__AIM OF THE EXERCISE__
Filter the entries that follow, copying every line in which the word "JSON" appears.

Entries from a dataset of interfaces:
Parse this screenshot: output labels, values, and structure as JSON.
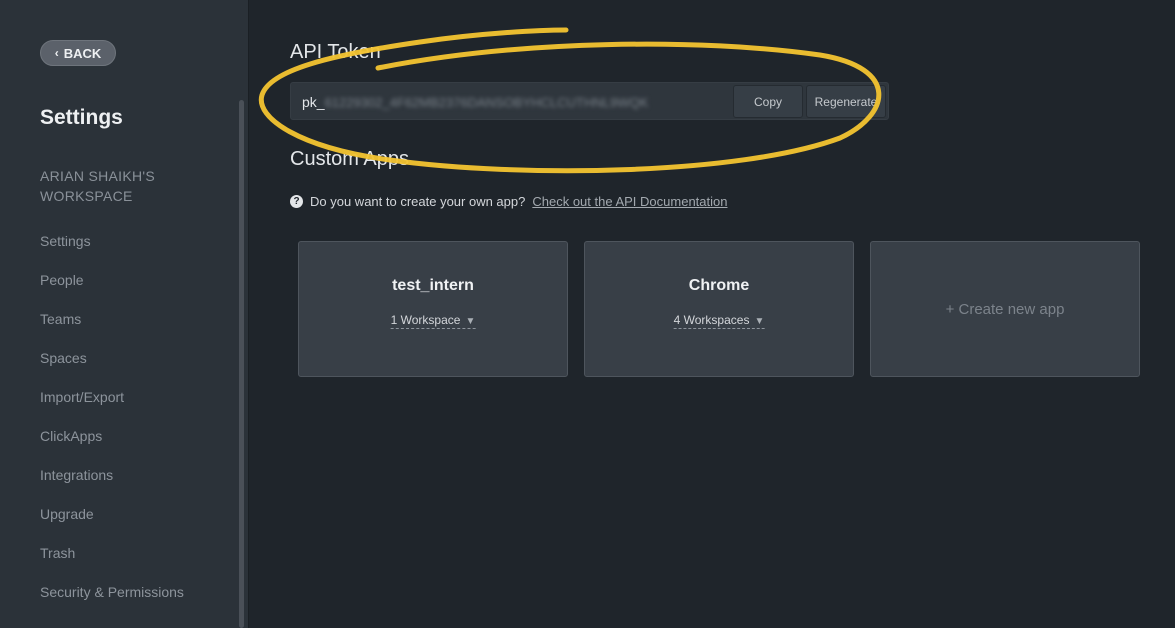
{
  "sidebar": {
    "back_label": "BACK",
    "title": "Settings",
    "workspace": "ARIAN SHAIKH'S WORKSPACE",
    "items": [
      {
        "label": "Settings"
      },
      {
        "label": "People"
      },
      {
        "label": "Teams"
      },
      {
        "label": "Spaces"
      },
      {
        "label": "Import/Export"
      },
      {
        "label": "ClickApps"
      },
      {
        "label": "Integrations"
      },
      {
        "label": "Upgrade"
      },
      {
        "label": "Trash"
      },
      {
        "label": "Security & Permissions"
      }
    ]
  },
  "api": {
    "title": "API Token",
    "token_prefix": "pk_",
    "token_masked": "61229302_4F62MB2376DANSOBYHCLCUTHNL9WQK",
    "copy_label": "Copy",
    "regenerate_label": "Regenerate"
  },
  "custom_apps": {
    "title": "Custom Apps",
    "help_text": "Do you want to create your own app?",
    "doc_link": "Check out the API Documentation",
    "apps": [
      {
        "name": "test_intern",
        "workspaces": "1 Workspace"
      },
      {
        "name": "Chrome",
        "workspaces": "4 Workspaces"
      }
    ],
    "create_label": "+ Create new app"
  },
  "colors": {
    "highlight": "#f4c430",
    "background": "#1f252b",
    "sidebar": "#2b3239"
  }
}
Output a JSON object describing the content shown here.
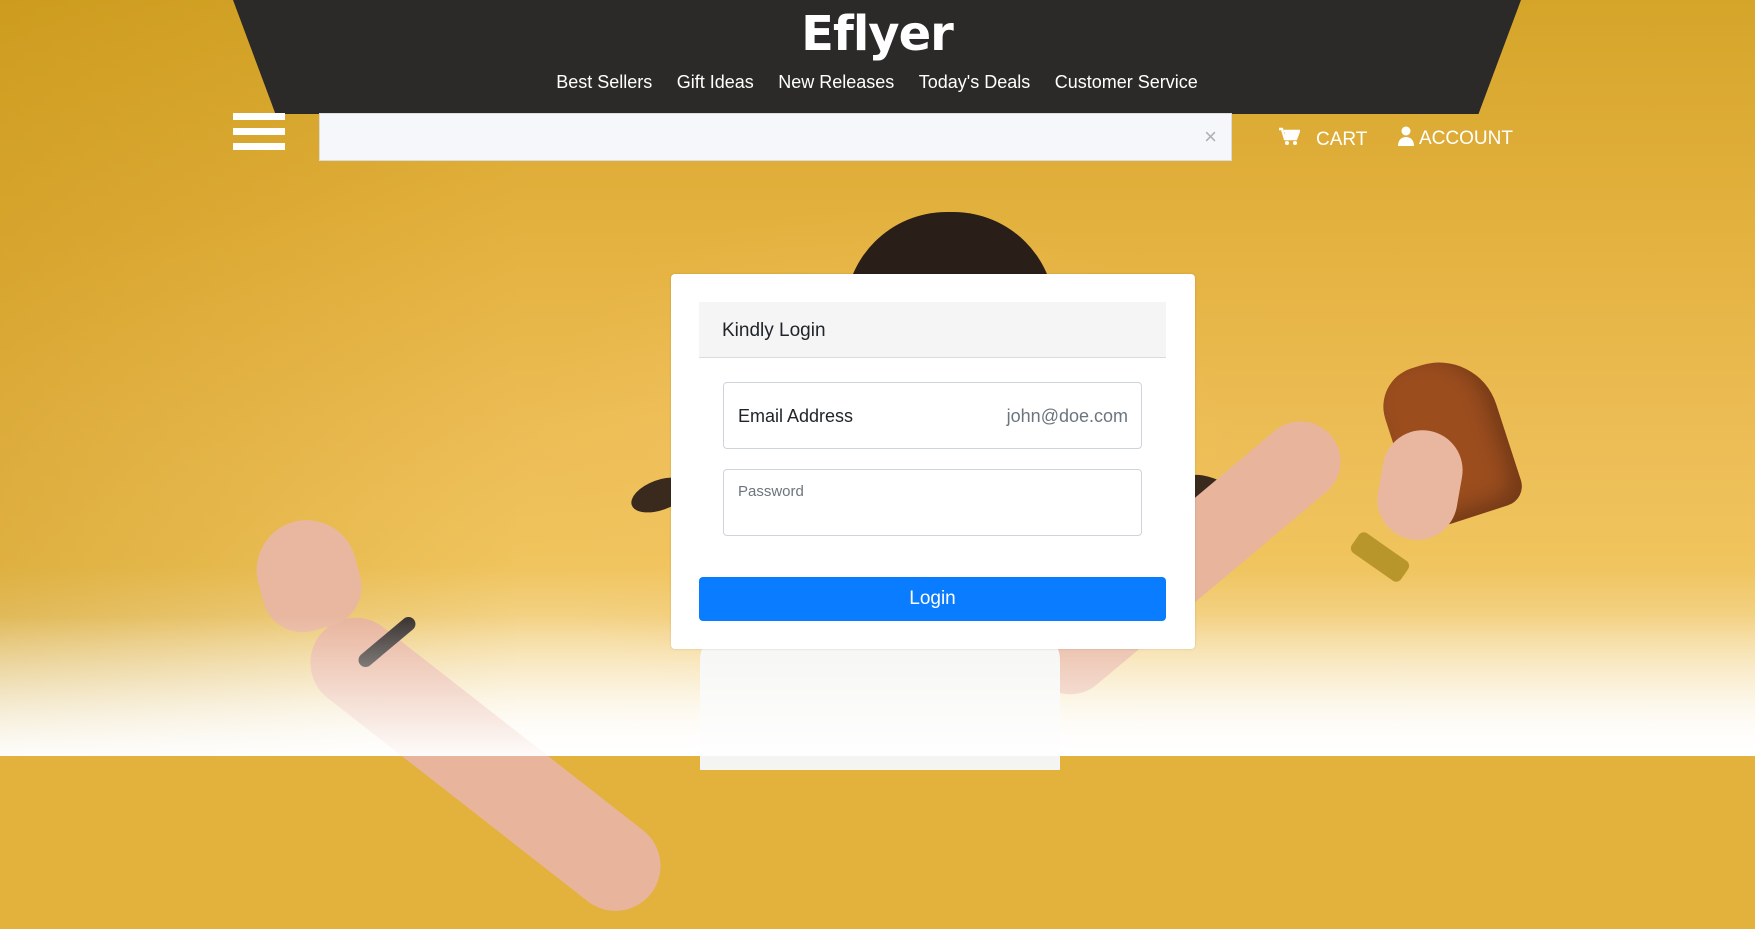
{
  "header": {
    "logo": "Eflyer",
    "nav": [
      "Best Sellers",
      "Gift Ideas",
      "New Releases",
      "Today's Deals",
      "Customer Service"
    ]
  },
  "search": {
    "value": "",
    "clear_icon": "×"
  },
  "cart": {
    "label": "CART",
    "icon": "cart-icon"
  },
  "account": {
    "label": "ACCOUNT",
    "icon": "user-icon"
  },
  "login_card": {
    "title": "Kindly Login",
    "email": {
      "label": "Email Address",
      "value": "john@doe.com"
    },
    "password": {
      "placeholder": "Password"
    },
    "submit_label": "Login"
  },
  "colors": {
    "header_bg": "#2b2a28",
    "accent": "#0a7cff",
    "background": "#e3b23c"
  }
}
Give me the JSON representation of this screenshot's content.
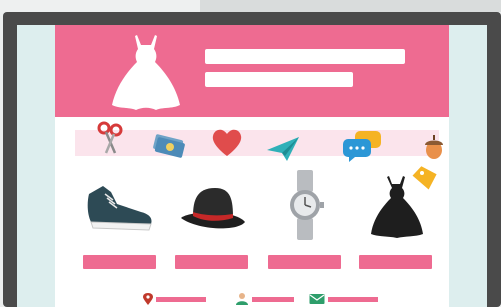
{
  "colors": {
    "accent": "#ee6b91",
    "accent_light": "#fbe4ec",
    "frame": "#4a4a4a",
    "screen_bg": "#ddeeee"
  },
  "hero": {
    "icon": "dress-icon",
    "text_lines": 2
  },
  "icon_band": {
    "icons": [
      "scissors-icon",
      "cash-icon",
      "heart-icon",
      "paper-plane-icon",
      "chat-bubbles-icon",
      "acorn-icon"
    ]
  },
  "products": [
    {
      "icon": "sneaker-icon"
    },
    {
      "icon": "hat-icon"
    },
    {
      "icon": "watch-icon"
    },
    {
      "icon": "black-dress-icon",
      "tag_icon": "price-tag-icon"
    }
  ],
  "footer": {
    "items": [
      {
        "icon": "location-pin-icon"
      },
      {
        "icon": "user-icon"
      },
      {
        "icon": "mail-icon"
      }
    ]
  }
}
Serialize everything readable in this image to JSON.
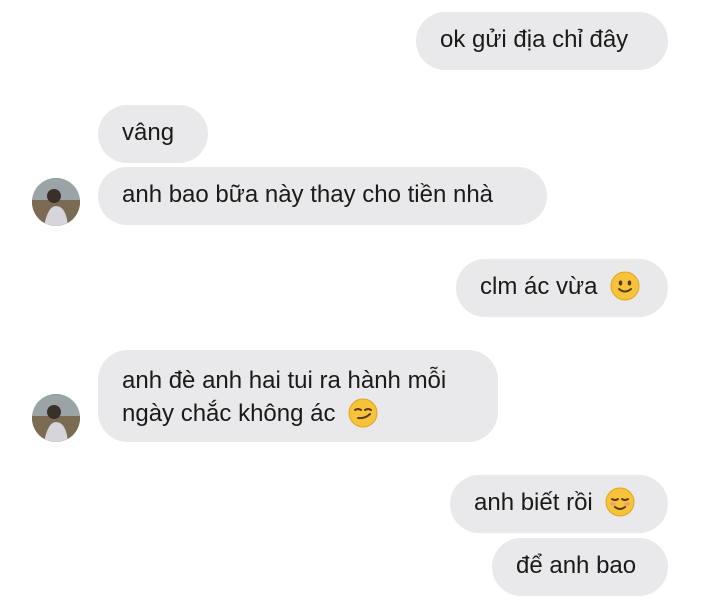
{
  "conversation": {
    "messages": [
      {
        "sender": "me",
        "text": "ok gửi địa chỉ đây"
      },
      {
        "sender": "them",
        "text": "vâng"
      },
      {
        "sender": "them",
        "text": "anh bao bữa này thay cho tiền nhà"
      },
      {
        "sender": "me",
        "text": "clm ác vừa",
        "emoji": "slightly-smiling-face"
      },
      {
        "sender": "them",
        "line1": "anh đè anh hai tui ra hành mỗi",
        "line2": "ngày chắc không ác",
        "emoji": "smirking-face"
      },
      {
        "sender": "me",
        "text": "anh biết rồi",
        "emoji": "smiling-face"
      },
      {
        "sender": "me",
        "text": "để anh bao"
      }
    ]
  },
  "colors": {
    "bubble": "#e9e9eb",
    "text": "#1a1a1a",
    "emoji": "#f7c33b"
  }
}
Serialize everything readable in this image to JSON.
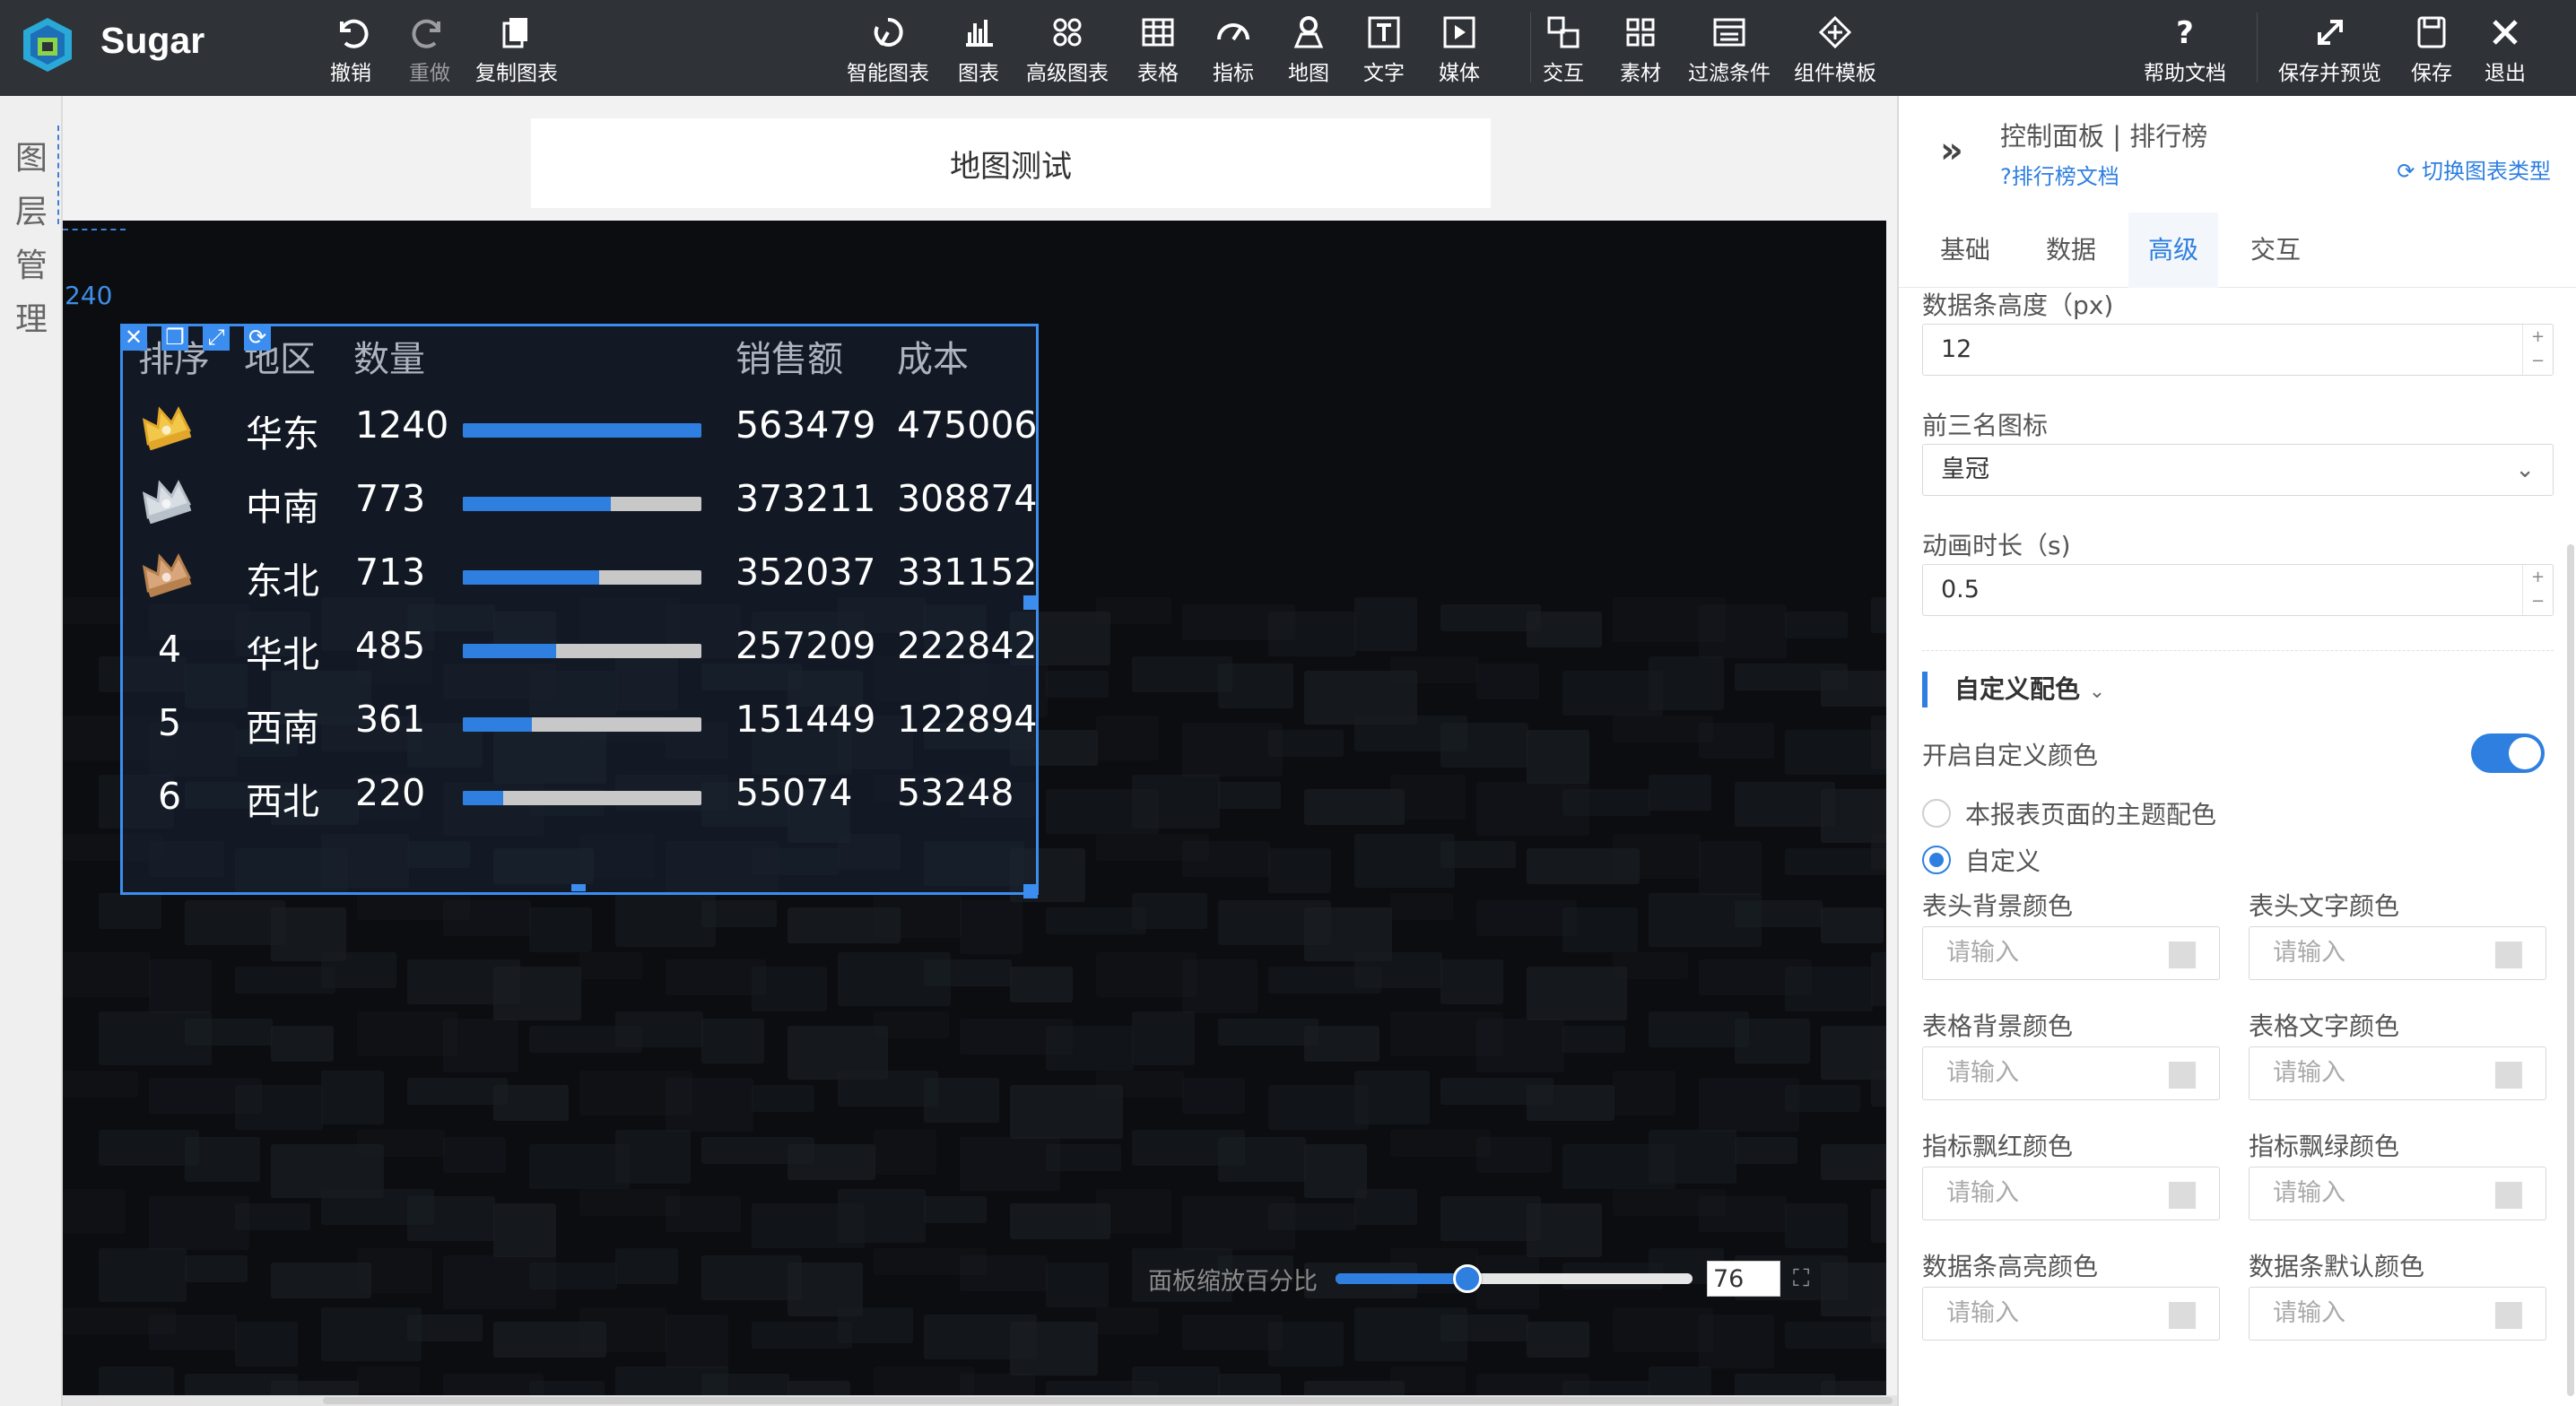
{
  "app": {
    "name": "Sugar"
  },
  "toolbar": {
    "left": [
      {
        "label": "撤销",
        "icon": "undo-icon",
        "dim": false
      },
      {
        "label": "重做",
        "icon": "redo-icon",
        "dim": true
      },
      {
        "label": "复制图表",
        "icon": "copy-icon",
        "dim": false
      }
    ],
    "center": [
      {
        "label": "智能图表",
        "icon": "smart-chart-icon"
      },
      {
        "label": "图表",
        "icon": "bar-chart-icon"
      },
      {
        "label": "高级图表",
        "icon": "advanced-chart-icon"
      },
      {
        "label": "表格",
        "icon": "table-icon"
      },
      {
        "label": "指标",
        "icon": "gauge-icon"
      },
      {
        "label": "地图",
        "icon": "map-pin-icon"
      },
      {
        "label": "文字",
        "icon": "text-icon"
      },
      {
        "label": "媒体",
        "icon": "media-play-icon"
      },
      {
        "label": "交互",
        "icon": "interaction-icon"
      },
      {
        "label": "素材",
        "icon": "grid-icon"
      },
      {
        "label": "过滤条件",
        "icon": "filter-icon"
      },
      {
        "label": "组件模板",
        "icon": "component-template-icon"
      }
    ],
    "right": [
      {
        "label": "帮助文档",
        "icon": "help-icon"
      },
      {
        "label": "保存并预览",
        "icon": "expand-icon"
      },
      {
        "label": "保存",
        "icon": "save-icon"
      },
      {
        "label": "退出",
        "icon": "close-icon"
      }
    ]
  },
  "layer_panel": {
    "label": [
      "图",
      "层",
      "管",
      "理"
    ]
  },
  "page": {
    "title": "地图测试"
  },
  "canvas": {
    "ruler_value": "240"
  },
  "widget": {
    "tools": [
      "✕",
      "❐",
      "⤢",
      "⟳"
    ],
    "headers": [
      "排序",
      "地区",
      "数量",
      "销售额",
      "成本"
    ],
    "rows": [
      {
        "rank": "",
        "medal": "gold",
        "region": "华东",
        "qty": "1240",
        "progress": 1.0,
        "sales": "563479",
        "cost": "475006"
      },
      {
        "rank": "",
        "medal": "silver",
        "region": "中南",
        "qty": "773",
        "progress": 0.62,
        "sales": "373211",
        "cost": "308874"
      },
      {
        "rank": "",
        "medal": "bronze",
        "region": "东北",
        "qty": "713",
        "progress": 0.57,
        "sales": "352037",
        "cost": "331152"
      },
      {
        "rank": "4",
        "medal": "",
        "region": "华北",
        "qty": "485",
        "progress": 0.39,
        "sales": "257209",
        "cost": "222842"
      },
      {
        "rank": "5",
        "medal": "",
        "region": "西南",
        "qty": "361",
        "progress": 0.29,
        "sales": "151449",
        "cost": "122894"
      },
      {
        "rank": "6",
        "medal": "",
        "region": "西北",
        "qty": "220",
        "progress": 0.17,
        "sales": "55074",
        "cost": "53248"
      }
    ],
    "bar_color": "#2e7fe0",
    "bar_track_color": "#c8c8c8"
  },
  "zoom": {
    "label": "面板缩放百分比",
    "value": "76",
    "percent": 0.37
  },
  "panel": {
    "title": "控制面板 | 排行榜",
    "doc_link": "?排行榜文档",
    "switch_link": "切换图表类型",
    "tabs": [
      "基础",
      "数据",
      "高级",
      "交互"
    ],
    "active_tab": "高级",
    "bar_height": {
      "label": "数据条高度（px)",
      "value": "12"
    },
    "top3_icon": {
      "label": "前三名图标",
      "value": "皇冠"
    },
    "anim": {
      "label": "动画时长（s)",
      "value": "0.5"
    },
    "custom_section": "自定义配色",
    "enable_custom": {
      "label": "开启自定义颜色",
      "on": true
    },
    "radio_theme": "本报表页面的主题配色",
    "radio_custom": "自定义",
    "colors": [
      {
        "label": "表头背景颜色",
        "placeholder": "请输入"
      },
      {
        "label": "表头文字颜色",
        "placeholder": "请输入"
      },
      {
        "label": "表格背景颜色",
        "placeholder": "请输入"
      },
      {
        "label": "表格文字颜色",
        "placeholder": "请输入"
      },
      {
        "label": "指标飘红颜色",
        "placeholder": "请输入"
      },
      {
        "label": "指标飘绿颜色",
        "placeholder": "请输入"
      },
      {
        "label": "数据条高亮颜色",
        "placeholder": "请输入"
      },
      {
        "label": "数据条默认颜色",
        "placeholder": "请输入"
      }
    ],
    "accent": "#2e7fe0"
  }
}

__EXERCISE SOLUTION__
Parse this screenshot: output labels, values, and structure as JSON.
Output a JSON object describing the content shown here.
Give me the JSON representation of this screenshot's content.
Serialize everything readable in this image to JSON.
Serialize everything readable in this image to JSON.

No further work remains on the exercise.